The next question is how can we fix this dilemma. Underprivileged owners in poor markets don’t have the gonads or the resources to survive in the NBA. It could very well lead to a contraction process in the NBA. Would contraction be a bad thing for the NBA? Looking forward both economically as well as the entertainment factor, a condensed and consolidated league could be the best thing going forward. No longer would Stern have to worry about bankrupt owners. No longer would city’s sit through season after season of suffering and aching. No longer would down-to-earth athletes have to make a professional decision about leaving their “home team” because of a “business decision.” The league would flourish in mounds of cash, sponsorships and the overwhelming amount of publicity they’d receive with all the different rivalries that could stem from big name players moving from one big name city to the next.

But at the same time, you can take Minnesota’s perspective and shoot all of those glamours of contraction down. We have the talent to turn things around. We have enough fan support, as we showed during the KG era, to make a statement amongst a league of coast-dwelling, tax-free states that have all the night clubs and warm weather to attract any talent they sought after.

The league doesn’t need to jump to any conclusions: If they find the right hands for a franchise like Sacramento, there’s hope. And if they also hit the lottery like OKC has, they could very well be the Blazers of tomorrow, even in a city as irrelevant to basketball as Portland once was. Minnesota is no different. Given the right amount of time and brains working behind the curtain, any team can be flipped right-side-up.

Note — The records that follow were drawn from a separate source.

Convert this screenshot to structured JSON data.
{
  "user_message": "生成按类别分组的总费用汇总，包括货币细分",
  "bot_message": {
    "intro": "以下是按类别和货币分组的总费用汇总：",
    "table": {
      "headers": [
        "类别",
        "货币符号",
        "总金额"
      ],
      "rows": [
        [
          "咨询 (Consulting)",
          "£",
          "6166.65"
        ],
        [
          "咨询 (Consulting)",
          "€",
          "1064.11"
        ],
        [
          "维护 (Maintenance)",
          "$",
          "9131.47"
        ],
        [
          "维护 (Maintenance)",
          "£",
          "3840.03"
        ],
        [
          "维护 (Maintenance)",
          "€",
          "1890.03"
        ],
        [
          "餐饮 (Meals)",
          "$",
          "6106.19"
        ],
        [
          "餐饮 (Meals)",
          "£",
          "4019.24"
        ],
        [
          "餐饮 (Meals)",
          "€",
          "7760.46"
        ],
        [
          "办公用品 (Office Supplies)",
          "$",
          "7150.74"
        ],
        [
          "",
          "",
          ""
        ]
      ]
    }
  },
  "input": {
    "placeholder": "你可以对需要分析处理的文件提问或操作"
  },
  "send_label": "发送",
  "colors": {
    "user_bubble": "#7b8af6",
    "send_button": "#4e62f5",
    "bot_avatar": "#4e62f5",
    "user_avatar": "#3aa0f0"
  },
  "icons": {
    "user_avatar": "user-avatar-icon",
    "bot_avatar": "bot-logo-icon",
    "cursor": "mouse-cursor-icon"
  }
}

It’s just a matter of luck and intelligence. Isn’t everything?